You are probably completely exhausted. I'm finding it harder and harder to access the stuff in my brain that I have learned. I finally gave up and took a nap for 45 minutes this afternoon. I think it made a big difference, I at least feel better about the essays, which were freaking me out earlier.
I too had no interest in the rolly bag. . . that is until my husband, a physical therapist, threatened to stop giving me back rubs unless I got one. I decided the back pain just wasn't worth it.
Actually, I've graduated and am studying for the bar, so yes, I used the rolly bag.
1) Make him Mr. Doe, Esq.
Just a picky point, but I believe that Mr. and Esquire should not be used at the same time. It should either be "Mr. John Doe," or "John Doe, Esq."

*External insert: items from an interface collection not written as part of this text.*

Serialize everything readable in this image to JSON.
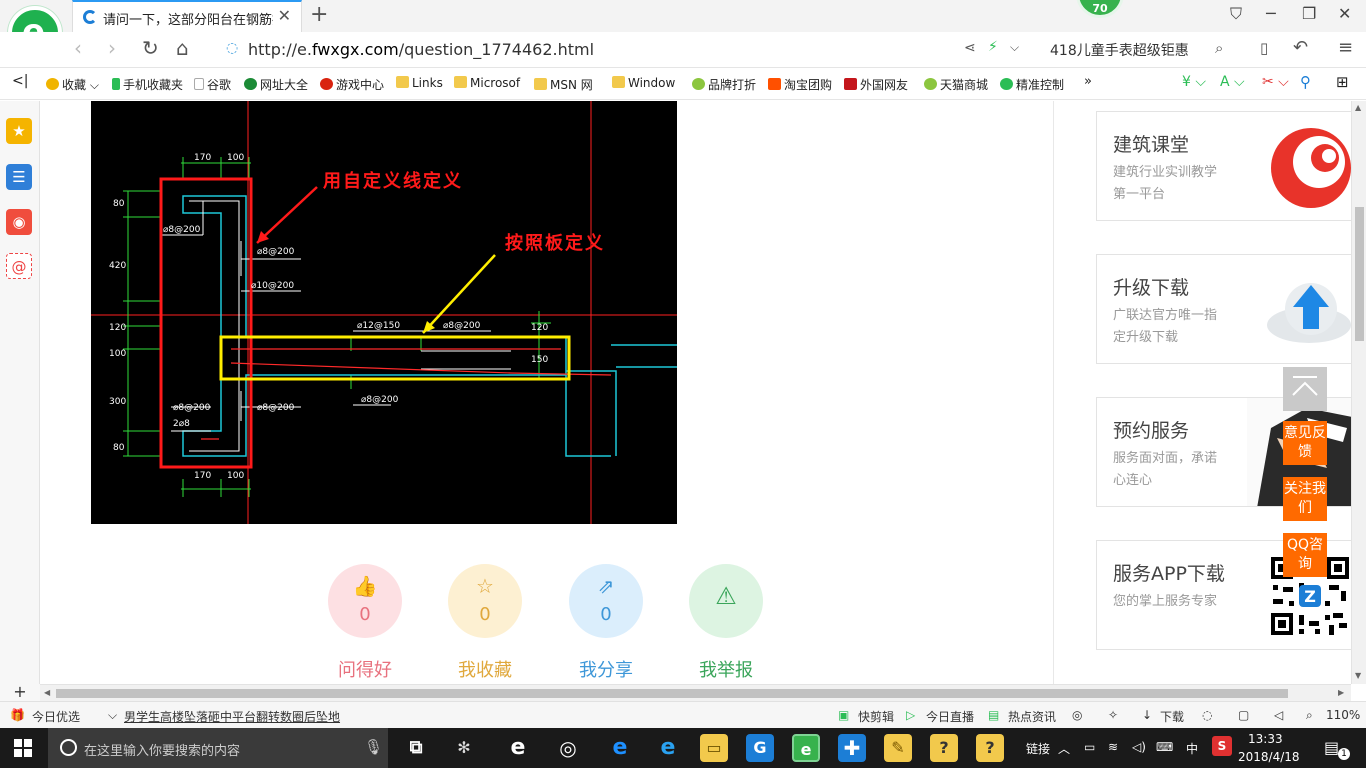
{
  "browser": {
    "tab_title": "请问一下，这部分阳台在钢筋抽样",
    "tab_close": "✕",
    "new_tab": "+",
    "badge_count": "70",
    "url_prefix": "http://e.",
    "url_domain": "fwxgx.com",
    "url_path": "/question_1774462.html",
    "search_promo": "418儿童手表超级钜惠",
    "bookmarks": [
      {
        "label": "收藏",
        "color": "#f0b400"
      },
      {
        "label": "手机收藏夹",
        "color": "#2bbd55"
      },
      {
        "label": "谷歌",
        "color": "#bbbbbb"
      },
      {
        "label": "网址大全",
        "color": "#1c8b36"
      },
      {
        "label": "游戏中心",
        "color": "#d9230f"
      },
      {
        "label": "Links",
        "color": "#f2c94c"
      },
      {
        "label": "Microsof",
        "color": "#f2c94c"
      },
      {
        "label": "MSN 网",
        "color": "#f2c94c"
      },
      {
        "label": "Window",
        "color": "#f2c94c"
      },
      {
        "label": "品牌打折",
        "color": "#8cc63f"
      },
      {
        "label": "淘宝团购",
        "color": "#ff5000"
      },
      {
        "label": "外国网友",
        "color": "#c4161c"
      },
      {
        "label": "天猫商城",
        "color": "#8cc63f"
      },
      {
        "label": "精准控制",
        "color": "#2bbd55"
      }
    ]
  },
  "cad": {
    "label_custom_line": "用自定义线定义",
    "label_slab": "按照板定义",
    "dims": {
      "top_170": "170",
      "top_100": "100",
      "bot_170": "170",
      "bot_100": "100",
      "left_80a": "80",
      "left_420": "420",
      "left_120": "120",
      "left_100": "100",
      "left_300": "300",
      "left_80b": "80",
      "r_120": "120",
      "r_150": "150",
      "rb1": "⌀8@200",
      "rb2": "⌀8@200",
      "rb3": "⌀10@200",
      "rb4": "⌀12@150",
      "rb5": "⌀8@200",
      "rb6": "⌀8@200",
      "rb7": "⌀8@200",
      "rb8": "2⌀8",
      "rb9": "⌀8@200"
    }
  },
  "actions": [
    {
      "label": "问得好",
      "count": "0",
      "icon": "👍",
      "bg": "#fde0e3",
      "fg": "#e8717e"
    },
    {
      "label": "我收藏",
      "count": "0",
      "icon": "☆",
      "bg": "#fdf0d2",
      "fg": "#e0a83c"
    },
    {
      "label": "我分享",
      "count": "0",
      "icon": "⇗",
      "bg": "#dbeefc",
      "fg": "#3e97d8"
    },
    {
      "label": "我举报",
      "count": "0",
      "icon": "⚠",
      "bg": "#ddf4e2",
      "fg": "#3aa55a"
    }
  ],
  "cards": [
    {
      "title": "建筑课堂",
      "desc": "建筑行业实训教学第一平台"
    },
    {
      "title": "升级下载",
      "desc": "广联达官方唯一指定升级下载"
    },
    {
      "title": "预约服务",
      "desc": "服务面对面，承诺心连心"
    },
    {
      "title": "服务APP下载",
      "desc": "您的掌上服务专家"
    }
  ],
  "float_buttons": [
    "意见反馈",
    "关注我们",
    "QQ咨询"
  ],
  "status": {
    "today": "今日优选",
    "news": "男学生高楼坠落砸中平台翻转数圈后坠地",
    "kuaijianji": "快剪辑",
    "live": "今日直播",
    "hot": "热点资讯",
    "download": "下载",
    "zoom": "110%"
  },
  "taskbar": {
    "search_placeholder": "在这里输入你要搜索的内容",
    "links": "链接",
    "ime": "中",
    "time": "13:33",
    "date": "2018/4/18",
    "notify_count": "1"
  }
}
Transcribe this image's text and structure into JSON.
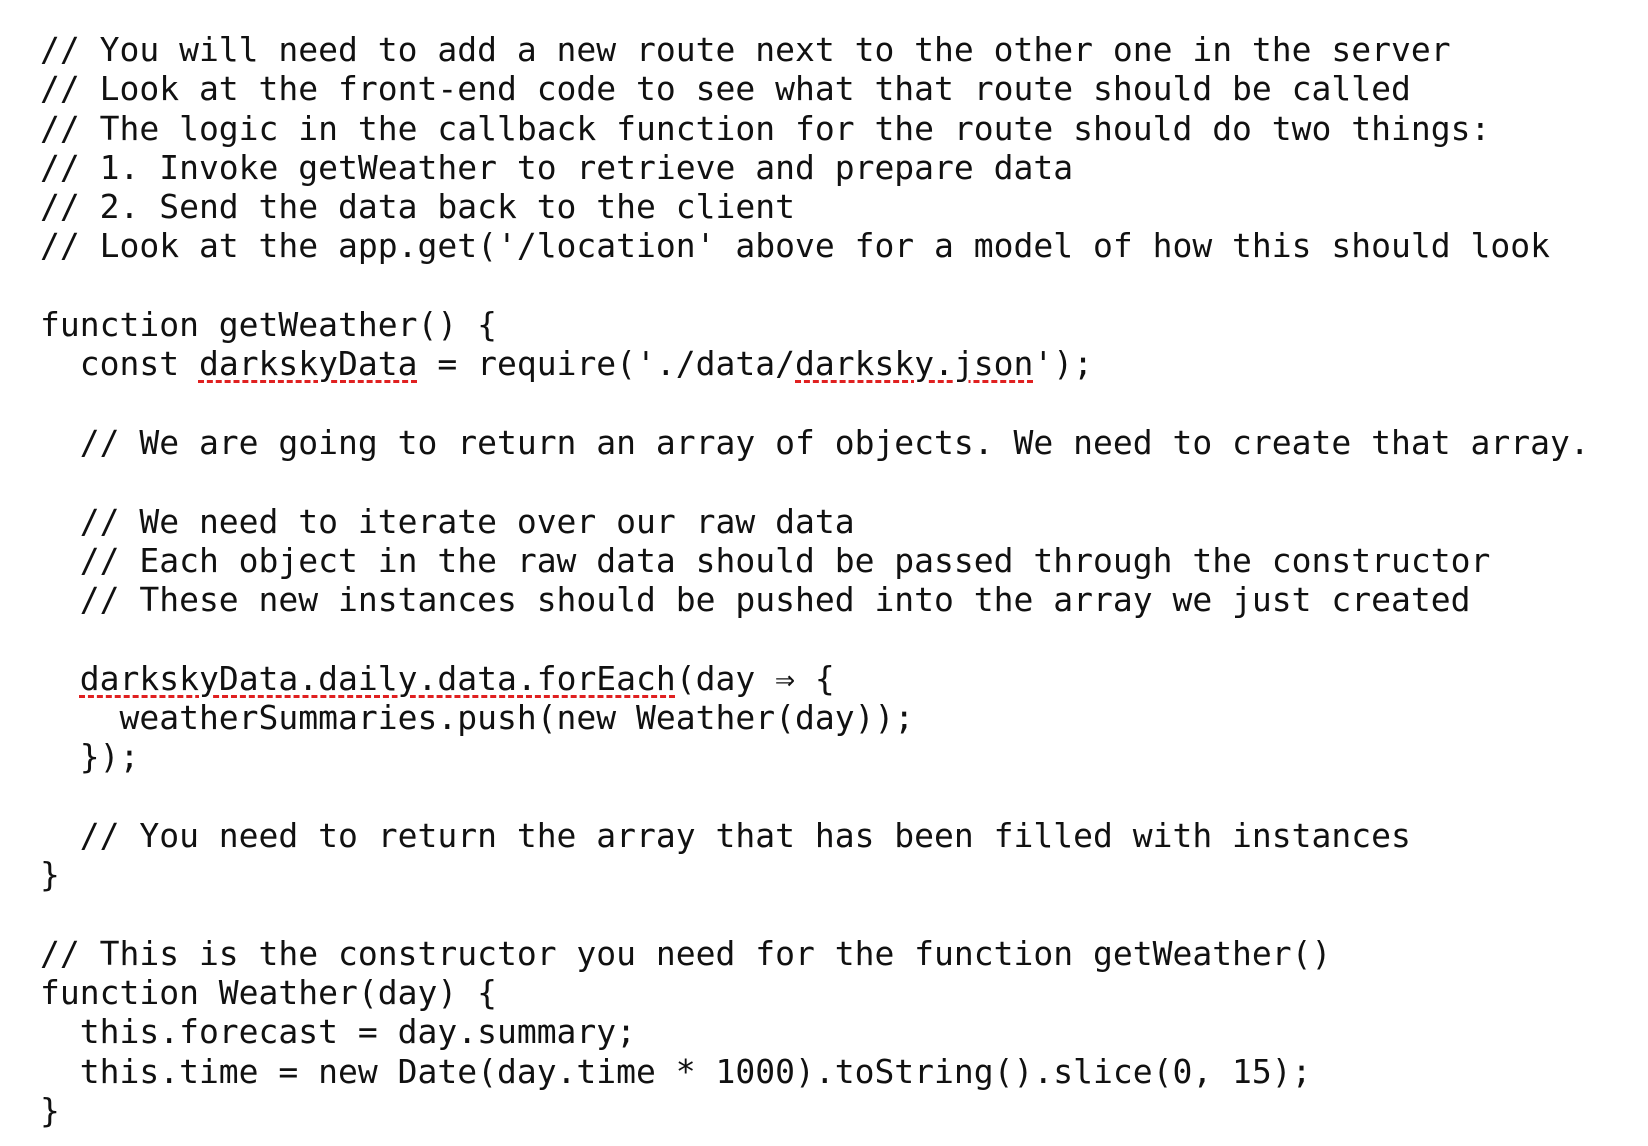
{
  "editor": {
    "lines": [
      {
        "segments": [
          {
            "text": "// You will need to add a new route next to the other one in the server"
          }
        ]
      },
      {
        "segments": [
          {
            "text": "// Look at the front-end code to see what that route should be called"
          }
        ]
      },
      {
        "segments": [
          {
            "text": "// The logic in the callback function for the route should do two things:"
          }
        ]
      },
      {
        "segments": [
          {
            "text": "// 1. Invoke getWeather to retrieve and prepare data"
          }
        ]
      },
      {
        "segments": [
          {
            "text": "// 2. Send the data back to the client"
          }
        ]
      },
      {
        "segments": [
          {
            "text": "// Look at the app.get('/location' above for a model of how this should look"
          }
        ]
      },
      {
        "segments": [
          {
            "text": ""
          }
        ]
      },
      {
        "segments": [
          {
            "text": "function getWeather() {"
          }
        ]
      },
      {
        "segments": [
          {
            "text": "  const "
          },
          {
            "text": "darkskyData",
            "error": true
          },
          {
            "text": " = require('./data/"
          },
          {
            "text": "darksky.json",
            "error": true
          },
          {
            "text": "');"
          }
        ]
      },
      {
        "segments": [
          {
            "text": ""
          }
        ]
      },
      {
        "segments": [
          {
            "text": "  // We are going to return an array of objects. We need to create that array."
          }
        ]
      },
      {
        "segments": [
          {
            "text": ""
          }
        ]
      },
      {
        "segments": [
          {
            "text": "  // We need to iterate over our raw data"
          }
        ]
      },
      {
        "segments": [
          {
            "text": "  // Each object in the raw data should be passed through the constructor"
          }
        ]
      },
      {
        "segments": [
          {
            "text": "  // These new instances should be pushed into the array we just created"
          }
        ]
      },
      {
        "segments": [
          {
            "text": ""
          }
        ]
      },
      {
        "segments": [
          {
            "text": "  "
          },
          {
            "text": "darkskyData.daily.data.forEach",
            "error": true
          },
          {
            "text": "(day ⇒ {"
          }
        ]
      },
      {
        "segments": [
          {
            "text": "    weatherSummaries.push(new Weather(day));"
          }
        ]
      },
      {
        "segments": [
          {
            "text": "  });"
          }
        ]
      },
      {
        "segments": [
          {
            "text": ""
          }
        ]
      },
      {
        "segments": [
          {
            "text": "  // You need to return the array that has been filled with instances"
          }
        ]
      },
      {
        "segments": [
          {
            "text": "}"
          }
        ]
      },
      {
        "segments": [
          {
            "text": ""
          }
        ]
      },
      {
        "segments": [
          {
            "text": "// This is the constructor you need for the function getWeather()"
          }
        ]
      },
      {
        "segments": [
          {
            "text": "function Weather(day) {"
          }
        ]
      },
      {
        "segments": [
          {
            "text": "  this.forecast = day.summary;"
          }
        ]
      },
      {
        "segments": [
          {
            "text": "  this.time = new Date(day.time * 1000).toString().slice(0, 15);"
          }
        ]
      },
      {
        "segments": [
          {
            "text": "}"
          }
        ]
      }
    ]
  },
  "colors": {
    "text": "#111111",
    "background": "#ffffff",
    "error_underline": "#e02020"
  }
}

Except for the Rule Against Perpetuities in Property, I don't think that any 1st year subject is actually difficult to understad. Even with Property, the rest of the course is actually pretty easy to grasp, so it really isn't a difficult course overall. The difficulty of any individual course depends on the quality of your professor, and whether that particular professor's style meshes with your learning style. Con Law was hardest for me because my professor had a very unusual teaching style.
The Black's Pocket Edition may be worth having (although you can definitely do without it). However, wait until classes start to buy it. It was 3 years ago, but I seem to recall that it came with a packet of books required for my legal writing class. These books were bundled together and sold as a unit, so you couldn't pick and choose which of these you wanted. I don't know if your school's bookstore will do something like this, but since you probably don't need the dictionary in the first place, you most likely don't want to pay for 2 copies.
Maybe consider the PMF program. As I understand it, it places in non-legal GS-11 positions. However, a lot of law students do it, and you may be able to market your MA.
Also, since you are going to be in Washington for the summer, check out the Young Lawyers Division of the Federal Bar Association. They have a summer law clerk program with lectures and site visits oriented towards finding government attorney positions. This link doesn't provide much information, but maybe it will later in the summer. http://www.fba-yld.org/Navigation.htm